Ballet Rehearsal on Stage; Ballet Rehearsal; Dancing Class
was a French artist and Post-Impressionist painter whose work laid the foundations of the transition from the 19th-century conception of artistic endeavor to a new and radically different world of art in the 20th century
a technique and style of abstract painting in which paint is randomly splashed, thrown, or poured on the canvas
made famous by Jackson Pollock, and formed part of the more general movement of abstract expressionism.
was a late nineteenth-century art movement of French, Russian and Belgian origin in poetry and other arts. In literature, the style originates with the 1857 publication of Charles Baudelaire's Les Fleurs du mal.
The School of Athens is one of the most famous frescoes by
the Italian Renaissance artist Raphael
The Swing (French: L'Escarpolette), is an 18th-century oil painting by
The Third-Class Carriage is a c. 1862-1864 oil on canvas painting by
The Realist Movement
The Persistence of Memory by
by Salvatore Dali 1931
The Scream by Edvard Munch (1893) by
The Centenary of Independence by
The Holy Family, c. 1527/1528
oil on panel
Gian Lorenzo Bernini
Gian Lorenzo Bernini was an Italian sculptor and architect. While a major figure in the world of architecture, he was, also and even more prominently, the leading sculptor of his age
Credited with creating the Baroque style of sculpture
Michelangelo Merisi da Caravaggio
was an Italian painter active in Rome, Naples, Malta, and Sicily from the early
The Birth of Venus is a painting
by Sandro Botticelli

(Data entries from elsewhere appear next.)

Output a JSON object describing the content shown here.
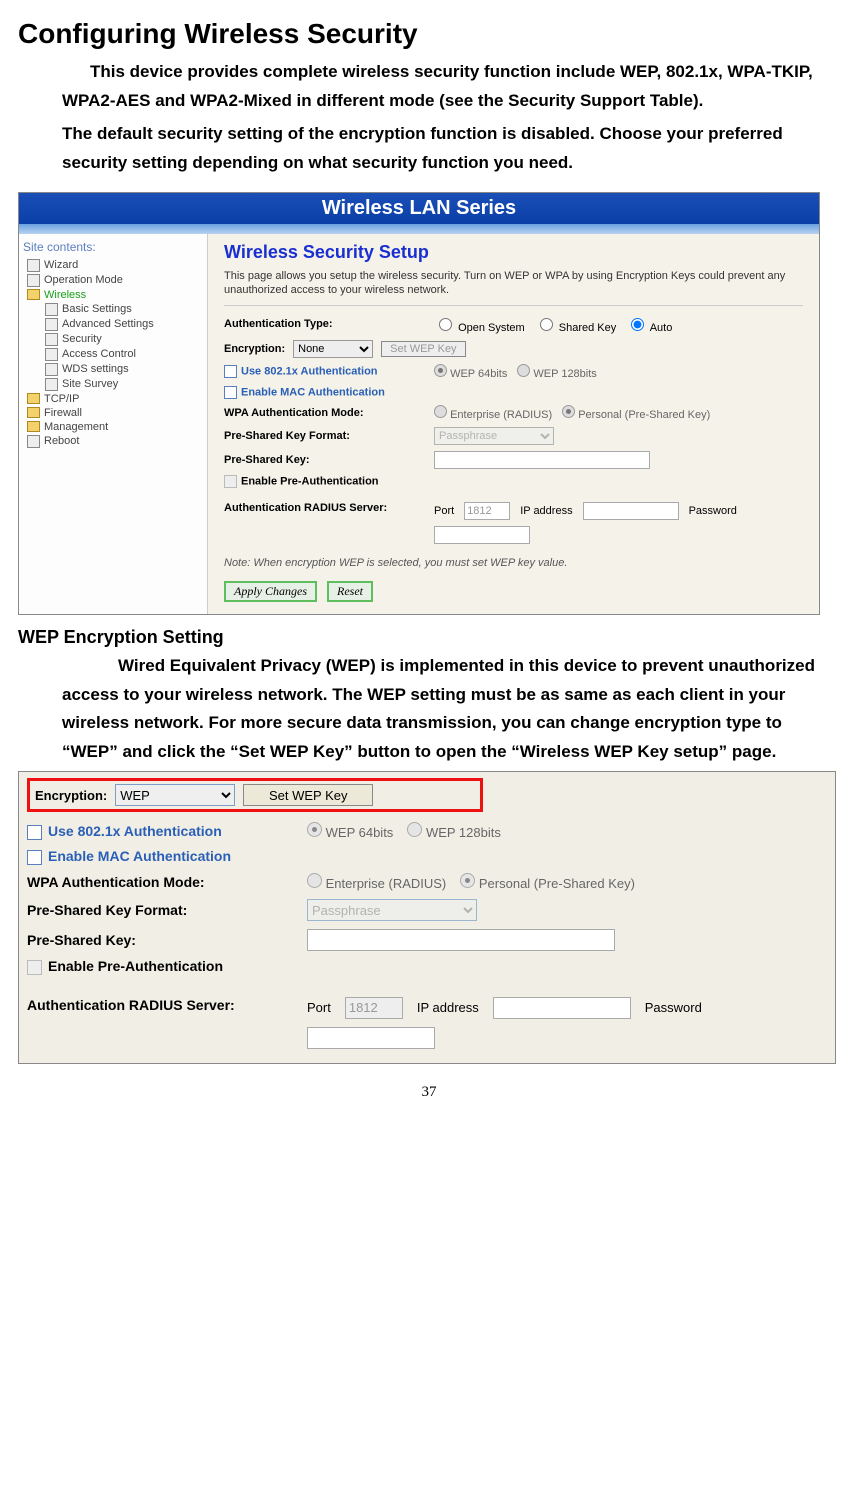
{
  "page_title": "Configuring Wireless Security",
  "intro_p1": "This device provides complete wireless security function include WEP, 802.1x, WPA-TKIP, WPA2-AES and WPA2-Mixed in different mode (see the Security Support Table).",
  "intro_p2": "The default security setting of the encryption function is disabled. Choose your preferred security setting depending on what security function you need.",
  "shot1": {
    "banner": "Wireless LAN Series",
    "side_header": "Site contents:",
    "tree": {
      "wizard": "Wizard",
      "opmode": "Operation Mode",
      "wireless": "Wireless",
      "basic": "Basic Settings",
      "advanced": "Advanced Settings",
      "security": "Security",
      "access": "Access Control",
      "wds": "WDS settings",
      "survey": "Site Survey",
      "tcpip": "TCP/IP",
      "firewall": "Firewall",
      "management": "Management",
      "reboot": "Reboot"
    },
    "heading": "Wireless Security Setup",
    "description": "This page allows you setup the wireless security. Turn on WEP or WPA by using Encryption Keys could prevent any unauthorized access to your wireless network.",
    "auth_type_label": "Authentication Type:",
    "auth_open": "Open System",
    "auth_shared": "Shared Key",
    "auth_auto": "Auto",
    "encryption_label": "Encryption:",
    "encryption_value": "None",
    "set_wep_key_btn": "Set WEP Key",
    "use8021x_label": "Use 802.1x Authentication",
    "wep64": "WEP 64bits",
    "wep128": "WEP 128bits",
    "enable_mac": "Enable MAC Authentication",
    "wpa_mode_label": "WPA Authentication Mode:",
    "wpa_enterprise": "Enterprise (RADIUS)",
    "wpa_personal": "Personal (Pre-Shared Key)",
    "psk_format_label": "Pre-Shared Key Format:",
    "psk_format_value": "Passphrase",
    "psk_label": "Pre-Shared Key:",
    "enable_preauth": "Enable Pre-Authentication",
    "radius_label": "Authentication RADIUS Server:",
    "port_label": "Port",
    "port_value": "1812",
    "ip_label": "IP address",
    "pw_label": "Password",
    "note": "Note: When encryption WEP is selected, you must set WEP key value.",
    "apply_btn": "Apply Changes",
    "reset_btn": "Reset"
  },
  "wep_heading": "WEP Encryption Setting",
  "wep_paragraph": "Wired Equivalent Privacy (WEP) is implemented in this device to prevent unauthorized access to your wireless network. The WEP setting must be as same as each client in your wireless network. For more secure data transmission, you can change encryption type to “WEP” and click the “Set WEP Key” button to open the “Wireless WEP Key setup” page.",
  "shot2": {
    "encryption_label": "Encryption:",
    "encryption_value": "WEP",
    "set_wep_key_btn": "Set WEP Key",
    "use8021x_label": "Use 802.1x Authentication",
    "wep64": "WEP 64bits",
    "wep128": "WEP 128bits",
    "enable_mac": "Enable MAC Authentication",
    "wpa_mode_label": "WPA Authentication Mode:",
    "wpa_enterprise": "Enterprise (RADIUS)",
    "wpa_personal": "Personal (Pre-Shared Key)",
    "psk_format_label": "Pre-Shared Key Format:",
    "psk_format_value": "Passphrase",
    "psk_label": "Pre-Shared Key:",
    "enable_preauth": "Enable Pre-Authentication",
    "radius_label": "Authentication RADIUS Server:",
    "port_label": "Port",
    "port_value": "1812",
    "ip_label": "IP address",
    "pw_label": "Password"
  },
  "page_number": "37"
}
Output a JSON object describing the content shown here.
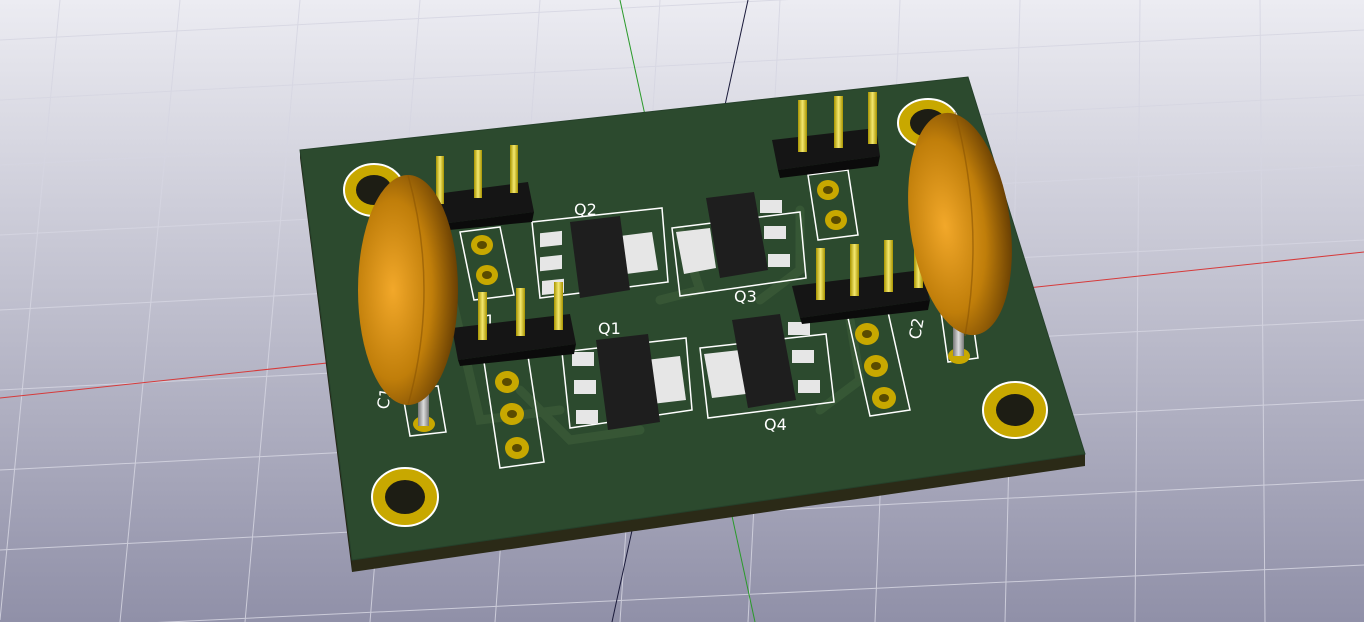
{
  "scene": {
    "background_top": "#e8e8ee",
    "background_bottom": "#8f8fa6",
    "grid_color": "#d4d4e0",
    "axis_x_color": "#d63a3a",
    "axis_y_color": "#2a9a2a",
    "axis_z_color": "#1a1a3a"
  },
  "board": {
    "solder_mask_color": "#2c4a2e",
    "edge_color": "#2b2a17",
    "silkscreen_color": "#ffffff",
    "copper_color": "#c8a800",
    "capacitor_color": "#c07e0a"
  },
  "components": {
    "q1": "Q1",
    "q2": "Q2",
    "q3": "Q3",
    "q4": "Q4",
    "c1": "C1",
    "c2": "C2",
    "j1": "J1"
  }
}
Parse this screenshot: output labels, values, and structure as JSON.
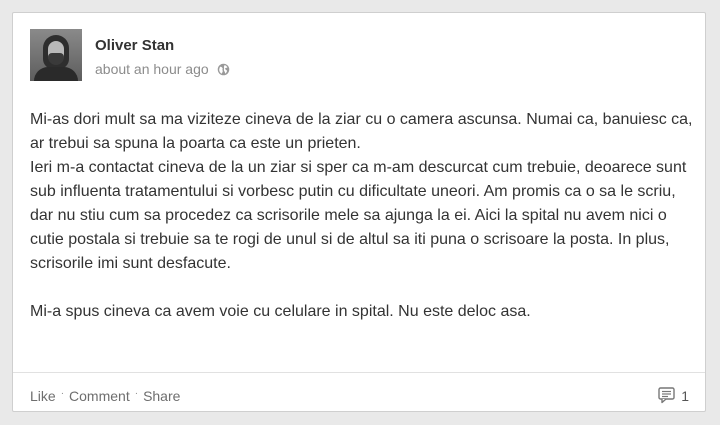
{
  "post": {
    "author": "Oliver Stan",
    "timestamp": "about an hour ago",
    "privacy_icon": "globe-icon",
    "paragraphs": [
      "Mi-as dori mult sa ma viziteze cineva de la ziar cu o camera ascunsa. Numai ca, banuiesc ca, ar trebui sa spuna la poarta ca este un prieten.\nIeri m-a contactat cineva de la un ziar si sper ca m-am descurcat cum trebuie, deoarece sunt sub influenta tratamentului si vorbesc putin cu dificultate uneori. Am promis ca o sa le scriu, dar nu stiu cum sa procedez ca scrisorile mele sa ajunga la ei. Aici la spital nu avem nici o cutie postala si trebuie sa te rogi de unul si de altul sa iti puna o scrisoare la posta. In plus, scrisorile imi sunt desfacute.",
      "Mi-a spus cineva ca avem voie cu celulare in spital. Nu este deloc asa."
    ]
  },
  "actions": {
    "like_label": "Like",
    "comment_label": "Comment",
    "share_label": "Share",
    "separator": "·"
  },
  "comments": {
    "icon": "comment-icon",
    "count": "1"
  },
  "colors": {
    "text": "#333333",
    "muted": "#8c8c8c",
    "background": "#e9e9e9",
    "card": "#ffffff"
  }
}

is the name for the artistic products of the Eastern Roman Empire, as well as the nations and states that inherited culturally from the empire
the treatment of light and shade in drawing and painting.
The Inspiration of Saint Matthew by Caravaggio 1602
The Da·da Movement
European artistic and literary movement (1916-1923) that flouted conventional aesthetic and cultural values by producing works marked by nonsense, travesty, and incongruity
The Starry Night by Dutch post-impressionist painter
Vincent van Gogh
A great explosion of creative genius, it is notable for three of the greatest artists in history: Michelangelo Buonarroti, Raphael Sanzio and Leonardo da Vinci. (Image: The Sistine Chapel ceiling, painted by Michelangelo between 1508 and 1512)
A painting style developed by Henri Matisse that means "fierce animal." The style rejects Neo-Impressionism and expresses flat, bold, un-naturalistic color with impulsive brushwork; sometimes the blank canvas shows between brushstrokes.
Green Stripe (Madame Matisse)
by Henri Matisse
(1890-1914) A highly decorative style that was applied to painting, sculpture, architecture, furniture, jewelry, fabrics, and all types of materials used for interior and exterior design.
The Art Nouveau Style
The Kiss (Lovers), oil and gold leaf on canvas
A style in art that used exaggerated motion and clear, easily interpreted detail to produce drama, tension, exuberance, and grandeur from sculpture, painting, literature, and music. The baroque style started around 1600 in Rome, Italy and spread to most of Europe.
Samson and Delilah (1609-1610) by
Peter Paul Rubens, the great Flemish
A technique of painting in which small, distinct dots of color are applied in patterns to form an image. Georges Seurat and Paul Signac developed the technique in 1886, branching from Impressionism.
Vincent van Gogh, Self Portrait, 1887, using pointillist technique
The tenets of romanticism included: a return to nature - exemplified by an emphasis on spontaneous plein-air painting - a belief in the goodness of humanity, the promotion of justice for all, and a strong belief in the senses and emotions, rather than reason and intellect.
Romanticism Art Movement
The Lady of Shalott (1888)
By John William Waterhouse.
An American post-World War II art movement. It was the first specifically American movement to achieve international influence and put New York City at the center of the western art world, a role formerly filled by Paris
Symphony No1, The Transcendental, by Richard Pousette-Dart
a group of German expressionist painters formed in Munich in 1911, including Kandinsky and Klee, who sought to express the spiritual side of man and nature, which they felt had been neglected by impressionism
Der Blaue Reiter
The Blue Rider, 1903